--- Data provided ---

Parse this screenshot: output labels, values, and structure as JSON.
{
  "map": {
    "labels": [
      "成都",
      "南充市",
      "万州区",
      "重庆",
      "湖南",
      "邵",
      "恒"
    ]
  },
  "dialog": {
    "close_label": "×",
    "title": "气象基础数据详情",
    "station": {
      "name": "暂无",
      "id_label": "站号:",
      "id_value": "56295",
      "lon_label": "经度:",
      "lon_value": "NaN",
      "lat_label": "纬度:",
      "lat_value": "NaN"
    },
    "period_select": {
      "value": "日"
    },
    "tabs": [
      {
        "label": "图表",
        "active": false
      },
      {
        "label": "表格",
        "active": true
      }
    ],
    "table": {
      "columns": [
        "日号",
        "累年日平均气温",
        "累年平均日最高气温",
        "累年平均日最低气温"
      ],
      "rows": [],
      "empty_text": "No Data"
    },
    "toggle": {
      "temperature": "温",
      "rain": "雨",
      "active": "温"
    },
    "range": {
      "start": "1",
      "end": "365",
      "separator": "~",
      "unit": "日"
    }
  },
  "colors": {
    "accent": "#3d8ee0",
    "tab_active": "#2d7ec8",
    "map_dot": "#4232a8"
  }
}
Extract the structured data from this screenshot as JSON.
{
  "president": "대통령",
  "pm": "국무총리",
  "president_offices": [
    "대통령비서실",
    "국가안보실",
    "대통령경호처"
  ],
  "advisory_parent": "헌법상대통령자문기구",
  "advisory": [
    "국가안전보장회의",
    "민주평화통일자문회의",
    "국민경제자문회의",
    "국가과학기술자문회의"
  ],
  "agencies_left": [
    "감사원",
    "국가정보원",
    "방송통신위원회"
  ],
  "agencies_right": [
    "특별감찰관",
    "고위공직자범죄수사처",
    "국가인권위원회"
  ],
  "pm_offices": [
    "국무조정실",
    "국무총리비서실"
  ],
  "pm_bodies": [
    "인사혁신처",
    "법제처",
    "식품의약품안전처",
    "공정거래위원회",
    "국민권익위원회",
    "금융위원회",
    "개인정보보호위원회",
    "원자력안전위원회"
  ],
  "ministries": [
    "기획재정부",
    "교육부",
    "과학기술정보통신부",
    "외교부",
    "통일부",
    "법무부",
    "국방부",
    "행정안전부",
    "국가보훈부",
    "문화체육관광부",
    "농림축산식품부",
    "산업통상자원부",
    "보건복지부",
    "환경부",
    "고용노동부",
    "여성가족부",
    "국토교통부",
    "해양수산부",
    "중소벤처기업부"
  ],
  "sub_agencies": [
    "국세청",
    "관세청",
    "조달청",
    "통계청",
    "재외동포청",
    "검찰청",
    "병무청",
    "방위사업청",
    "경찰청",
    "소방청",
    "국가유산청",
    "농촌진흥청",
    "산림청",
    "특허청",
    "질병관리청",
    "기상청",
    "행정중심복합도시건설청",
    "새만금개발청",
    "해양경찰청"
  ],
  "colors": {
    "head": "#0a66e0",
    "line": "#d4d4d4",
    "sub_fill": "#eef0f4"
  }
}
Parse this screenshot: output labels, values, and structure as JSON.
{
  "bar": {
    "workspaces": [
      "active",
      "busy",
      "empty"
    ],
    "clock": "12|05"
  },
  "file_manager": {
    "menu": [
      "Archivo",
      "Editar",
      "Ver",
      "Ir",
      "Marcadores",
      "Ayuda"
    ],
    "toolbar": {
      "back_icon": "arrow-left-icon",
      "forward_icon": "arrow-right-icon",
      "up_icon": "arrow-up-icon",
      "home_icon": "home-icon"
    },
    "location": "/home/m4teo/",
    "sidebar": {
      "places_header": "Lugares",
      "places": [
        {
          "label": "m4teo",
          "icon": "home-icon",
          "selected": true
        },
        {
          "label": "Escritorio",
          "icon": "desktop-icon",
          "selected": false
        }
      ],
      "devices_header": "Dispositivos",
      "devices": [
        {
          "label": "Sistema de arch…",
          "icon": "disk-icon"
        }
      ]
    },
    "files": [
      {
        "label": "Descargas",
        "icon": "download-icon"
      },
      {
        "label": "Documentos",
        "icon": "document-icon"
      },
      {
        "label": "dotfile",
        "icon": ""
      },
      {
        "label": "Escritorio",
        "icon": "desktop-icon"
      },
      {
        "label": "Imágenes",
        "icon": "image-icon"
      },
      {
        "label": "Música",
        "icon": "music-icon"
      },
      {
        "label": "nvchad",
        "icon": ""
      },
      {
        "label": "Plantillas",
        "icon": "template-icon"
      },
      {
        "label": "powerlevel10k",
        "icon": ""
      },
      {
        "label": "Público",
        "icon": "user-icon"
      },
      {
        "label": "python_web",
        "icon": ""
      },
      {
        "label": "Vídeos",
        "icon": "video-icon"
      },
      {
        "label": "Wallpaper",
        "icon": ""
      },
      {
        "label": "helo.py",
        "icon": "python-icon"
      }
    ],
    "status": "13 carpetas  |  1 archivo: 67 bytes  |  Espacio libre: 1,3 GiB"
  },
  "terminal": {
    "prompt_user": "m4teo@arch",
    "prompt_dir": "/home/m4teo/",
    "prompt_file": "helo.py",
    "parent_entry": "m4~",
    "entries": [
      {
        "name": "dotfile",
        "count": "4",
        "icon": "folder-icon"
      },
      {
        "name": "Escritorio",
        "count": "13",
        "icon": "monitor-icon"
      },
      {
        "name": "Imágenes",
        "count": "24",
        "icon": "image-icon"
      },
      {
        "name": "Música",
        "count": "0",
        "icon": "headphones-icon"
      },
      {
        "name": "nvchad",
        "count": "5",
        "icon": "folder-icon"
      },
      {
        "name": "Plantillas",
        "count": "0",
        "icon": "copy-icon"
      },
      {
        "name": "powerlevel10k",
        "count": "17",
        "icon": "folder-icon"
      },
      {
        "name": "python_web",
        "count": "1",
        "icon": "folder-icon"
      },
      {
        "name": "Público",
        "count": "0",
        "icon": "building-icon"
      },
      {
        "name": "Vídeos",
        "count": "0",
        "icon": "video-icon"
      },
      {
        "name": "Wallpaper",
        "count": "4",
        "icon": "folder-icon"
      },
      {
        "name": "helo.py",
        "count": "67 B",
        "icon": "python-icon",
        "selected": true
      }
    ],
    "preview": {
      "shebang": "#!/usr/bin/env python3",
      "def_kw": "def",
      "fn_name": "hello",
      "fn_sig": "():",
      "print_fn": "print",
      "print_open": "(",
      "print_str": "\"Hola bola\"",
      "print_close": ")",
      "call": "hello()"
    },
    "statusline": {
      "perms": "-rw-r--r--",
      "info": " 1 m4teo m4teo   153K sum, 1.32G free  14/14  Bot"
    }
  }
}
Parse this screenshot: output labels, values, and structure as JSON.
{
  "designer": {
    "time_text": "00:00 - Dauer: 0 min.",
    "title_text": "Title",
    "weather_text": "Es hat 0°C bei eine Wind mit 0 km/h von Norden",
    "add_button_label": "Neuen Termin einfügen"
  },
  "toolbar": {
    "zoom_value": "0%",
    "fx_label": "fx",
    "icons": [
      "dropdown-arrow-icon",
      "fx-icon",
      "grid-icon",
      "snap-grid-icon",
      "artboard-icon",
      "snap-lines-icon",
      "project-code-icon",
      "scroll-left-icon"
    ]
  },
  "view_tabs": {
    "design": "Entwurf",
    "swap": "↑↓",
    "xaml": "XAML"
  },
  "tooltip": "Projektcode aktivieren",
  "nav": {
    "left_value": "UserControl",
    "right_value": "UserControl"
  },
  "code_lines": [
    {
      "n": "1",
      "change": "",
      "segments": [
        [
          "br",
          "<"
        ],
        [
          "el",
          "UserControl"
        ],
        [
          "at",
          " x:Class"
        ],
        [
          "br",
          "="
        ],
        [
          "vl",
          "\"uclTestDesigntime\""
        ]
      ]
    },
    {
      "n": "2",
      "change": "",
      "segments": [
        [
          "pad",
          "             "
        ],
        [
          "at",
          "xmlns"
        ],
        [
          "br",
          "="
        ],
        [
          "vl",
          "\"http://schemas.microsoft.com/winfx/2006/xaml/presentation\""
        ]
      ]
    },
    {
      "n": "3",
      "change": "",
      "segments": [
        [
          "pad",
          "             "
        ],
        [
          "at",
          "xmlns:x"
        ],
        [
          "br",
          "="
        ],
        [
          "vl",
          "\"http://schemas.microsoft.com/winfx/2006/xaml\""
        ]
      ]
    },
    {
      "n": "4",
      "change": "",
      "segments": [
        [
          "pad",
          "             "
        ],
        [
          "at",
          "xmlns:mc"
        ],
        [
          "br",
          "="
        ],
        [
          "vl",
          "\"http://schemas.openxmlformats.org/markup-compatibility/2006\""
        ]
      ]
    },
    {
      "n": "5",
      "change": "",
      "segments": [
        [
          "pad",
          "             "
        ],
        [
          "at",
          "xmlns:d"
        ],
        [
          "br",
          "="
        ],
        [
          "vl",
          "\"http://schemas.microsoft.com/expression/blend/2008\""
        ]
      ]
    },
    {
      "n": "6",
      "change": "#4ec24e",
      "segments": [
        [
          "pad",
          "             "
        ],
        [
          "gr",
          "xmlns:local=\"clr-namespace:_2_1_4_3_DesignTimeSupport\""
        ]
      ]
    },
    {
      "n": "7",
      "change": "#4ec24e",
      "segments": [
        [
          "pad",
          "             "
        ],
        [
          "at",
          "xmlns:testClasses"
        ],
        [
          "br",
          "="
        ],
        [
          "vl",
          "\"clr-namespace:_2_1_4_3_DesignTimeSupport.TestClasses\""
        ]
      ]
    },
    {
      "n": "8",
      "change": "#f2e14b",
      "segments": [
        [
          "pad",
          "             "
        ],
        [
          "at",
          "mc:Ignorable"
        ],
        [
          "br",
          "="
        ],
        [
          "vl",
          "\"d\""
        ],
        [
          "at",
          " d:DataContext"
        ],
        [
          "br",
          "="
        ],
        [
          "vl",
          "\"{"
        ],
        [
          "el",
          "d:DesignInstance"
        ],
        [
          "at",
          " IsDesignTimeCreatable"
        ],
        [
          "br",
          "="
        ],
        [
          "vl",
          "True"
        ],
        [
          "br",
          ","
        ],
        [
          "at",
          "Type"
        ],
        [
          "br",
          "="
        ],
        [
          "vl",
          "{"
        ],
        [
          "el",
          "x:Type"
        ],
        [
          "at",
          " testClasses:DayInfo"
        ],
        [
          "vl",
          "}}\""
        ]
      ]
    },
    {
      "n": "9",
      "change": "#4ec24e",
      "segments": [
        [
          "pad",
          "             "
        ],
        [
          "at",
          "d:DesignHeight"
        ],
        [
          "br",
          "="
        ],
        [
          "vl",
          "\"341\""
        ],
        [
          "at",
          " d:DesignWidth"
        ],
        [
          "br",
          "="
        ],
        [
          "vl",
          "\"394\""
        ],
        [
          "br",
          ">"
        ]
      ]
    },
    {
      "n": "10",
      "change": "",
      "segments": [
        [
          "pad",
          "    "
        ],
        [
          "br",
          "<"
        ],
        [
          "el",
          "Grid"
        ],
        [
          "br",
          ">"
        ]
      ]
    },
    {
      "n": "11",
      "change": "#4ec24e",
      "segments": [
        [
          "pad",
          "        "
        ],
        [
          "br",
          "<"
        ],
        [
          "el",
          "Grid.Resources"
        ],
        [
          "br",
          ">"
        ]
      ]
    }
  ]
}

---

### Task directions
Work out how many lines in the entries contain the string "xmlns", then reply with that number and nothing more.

### Output for this task
6